MY HEART Written and illustrated by Corinna Luyken (Dial Books for Young Readers; $17.99, Ages 4-8)
Author-illustrator Corinna Luyken’srhyming picture book, My Heart, about perseverance through difficult emotional times, will resonate with readers. The spare lyrical text explains what can happen to a heart: “some days it is cloudy and heavy with rain” or “it’s a whisper that can barely be heard.”
Details make this book special. On the cover, a golden heart-shaped flower glows hopefully as a girl tends it. The story’s carefully chosen evocative words and yellow-accented black-and-white images set the differing moods. Kids of varying ages and backgrounds depict our universal feelings.

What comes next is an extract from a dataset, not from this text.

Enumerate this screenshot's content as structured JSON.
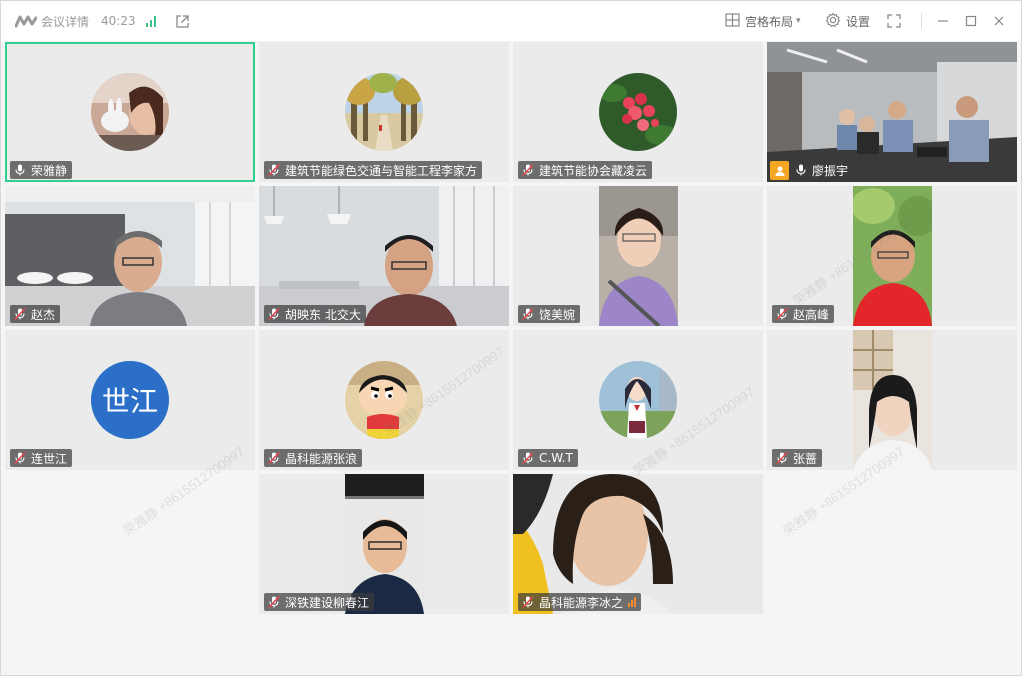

If you look closely, each page has hidden heart-shaped images. From a playground slide and a puddle, to constellations and leaves. Love Luyken’s stunning artwork? Check under the cover for a bonus illustration.
This book can cheer someone up or just let them know you love them. A heart can experience myriad things, and “a heart that is closed can still open again.”
★Starred Review – Kirkus Reviews, School Library Journal
I know, I know, there are SO many Sandra Boynton books that beg to be read aloud including Moo, Baa, La La La!, The Going to Bed Book, Barnyard Dance!and Blue Hat, Green Hat, in fact I still can recite many of them after first reading them over 20 years ago. But Hippos Go Berserk!has a special place in my heart because both my children adored it and would not let me donate it when they grew too old for picture books. My copy is from 1996 although the book was first published in 1977.
When I think about what makes a story great to read aloud, I think about readability. Is the story easy for a parent, teacher, caregiver or child to read or do words slow them down? Can people take turns reading or pretending to be the characters? Are the pictures depicting some readily understood interpretation of the text? Does the book make you feel good when reading it? Is there fun repetition or engaging language? Can kids anticipate what comes next? Anyone looking at me reading Hippos Go Berserk!, even as an adult, will see a huge grin appear on my face after turning from page one to page two.
“One hippo, all alone, (page one) calls two hippos (page two) on the phone.” (page three)
So simple you may think, but the artwork Boynton’s created speaks volumes. First there’s a sad, lonely hippo on page one who decides to make a phone call to two friends. The mood of the story changes with just a flip of the page! Things are looking up. The bonus is that it’s also a counting story which will hook kids who are eager to see where Boynton is taking the tale. Her hippos’ eyes and posture convey such a range of emotion that youngsters will want to linger on every page to make their assessment of everyone the hippo has invited and NOT invited over. The illustration of five hippos that arrive overdressed cracks me up every time I see it. Will they be invited in to join the other guests? Are they too posh for the crowd or will they fit right in? Help kids count how many hippos have come over, and they’ll be amazed how quickly the initial two friends who were called have now multiplied. Soon word is getting out that a cool party is underway and a big reason why eight hippos sneak in the back. Seeing them tiptoe softly, with one trying not to giggle too loudly, is part of Boynton’s brilliance. Until at last …
ALL THE HIPPOS GO BERSERK!
The letters are deliberately in all caps, and the bold type invites readers to use an outside voice. The scene is wild. The joint is jumping and hippos everywhere are having a blast, except maybe the ones hired to serve the hors d’oeuvres. With so much zaniness going on, Hippos Go Berserk! will be read over and over again, each time with some new discovery being made in the party spread. Soon kids will know the story by heart, helped by the rollicking rhyme and whimsical artwork. The all-night party must come to an end and before you know it even “The last two hippos go their way.” Somehow though, readers aren’t disappointed because there’s hope that the lone hippo, sitting by the phone just like when the book began, will inevitably pick up the receiver and make another call.
I don’t know if, all those years ago when I first read Hippos Go Berserk!to my children, I knew that Boynton wrote this delightful story when she was a student at the Yale School of Drama, but now I completely understand why her hippos are so darn dramatic not to mention adorable!